Can you spot conventional wisdom?

It is easy to see how the conventional wisdom, “God helps those who help themselves”, sounds Biblical when it is not. In his blog, Erick Sorensen believes we want this saying to be true so that we can feel we are in control of our lives. Relinquishing control to the Universe is scary. An anonymous blogger reminds her readers that Deuteronomy 8:17 states that wealth comes from God even though the world wants us to believe we can be self-reliant. Clearly, we need to remember that God expects us to do good and work hard, but that doesn’t mean to amass financial wealth.

What do the experts have to say about conventional wisdom?

In his lecture videos, Dr. G. Brook Lester explains how Job, Ecclesiastes, and Proverbs make up the Wisdom tradition genre in the Hebrew Bible. He further explains how wisdom texts often use a binary approach in explaining lessons. Binary means comparisons are made up of two variables, like wise and foolish. It is important to note that there are two main types of wisdom in Ecclesiastes, conventional and dissenting. In my illustration, I use both. According to Barry Bandstra, at barrybandstra.com, the writer of Ecclesiastes determined that throughout our lives we humans are probably not capable of figuring out the purpose of why we exist. Instead, we should strive to enjoy God’s creation always mindful that God is in charge. God holds the key to our future so we must live according to God’s teachings for we will still be judged by God. Christopher Stanley in his book The Hebrew Bible: A Comparative Approach discusses how the wisdom writings are skeptical and pessimistic. Yet he believes the writer of Ecclesiastes shares ways we can live in a hurtful world and still find peace. We should take the time to celebrate “the simple pleasures of life” because trying to understand life’s meaning is a waste of time. The other thing he suggests we focus on is to remember the importance of God in our lives because just as Bandstra states we are accountable to God.
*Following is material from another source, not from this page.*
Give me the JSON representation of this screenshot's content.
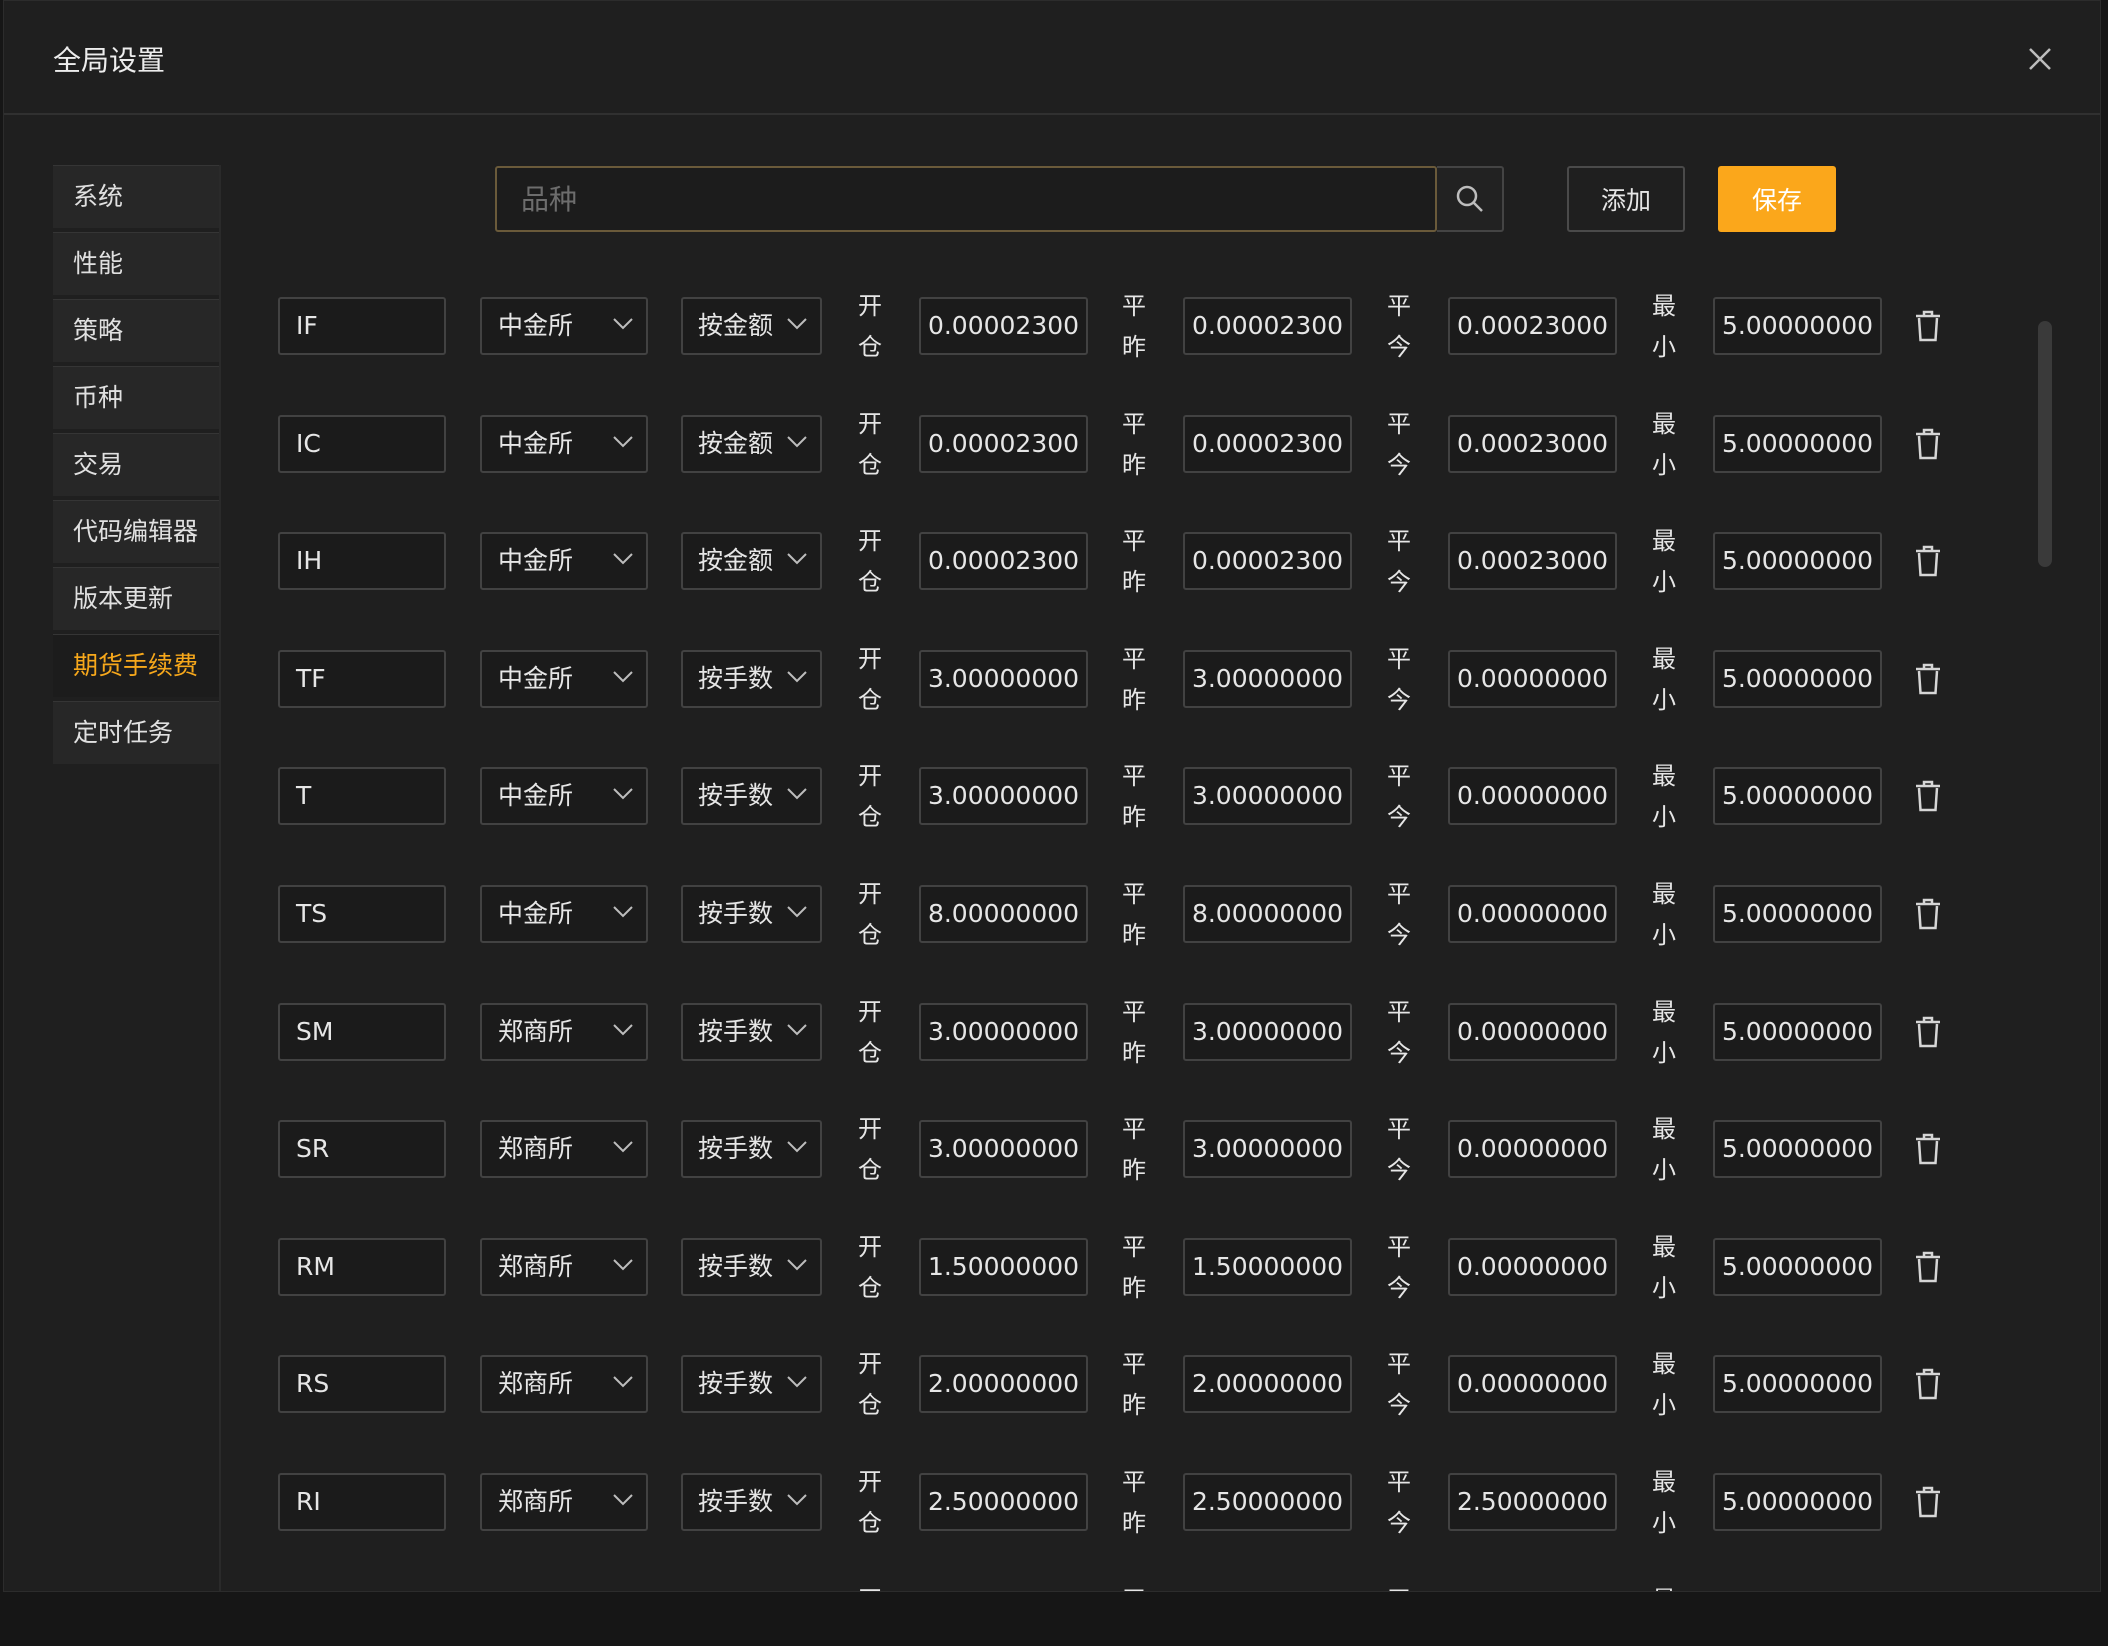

Writing a Lament

Are you looking for a way to release emotions, especially grief or sadness in a way which could be shared easily with others?

If so, maybe writing a psalm of lament would work for you. The post before this one is my psalm of lament and it is a piece of writing I am excited to share because it is steeped in my personal experience. It was a new, exciting way to share emotions poetically with those of you reading it. Two of my classes this week discussed the importance of why we should use lament. It helps each person let go and express grief and suffering as part of coping and healing from great sadness.

There are typically five components of a psalm of lament: address God with an introductory cry, share your complaint or lament, confess you trust God, pray for deliverance, and finally praise God. I used each of the five components in my own writing but if you choose to read the Biblical psalms you may find that not all were written using every component. Another challenge is to share your experience in a way that is about your feelings, but that is broad enough it will resonate with the readers.

It was my intent to create a psalm that I felt was timeless and that even the ancient psalmists would have recognized the pain of being hurt by another person.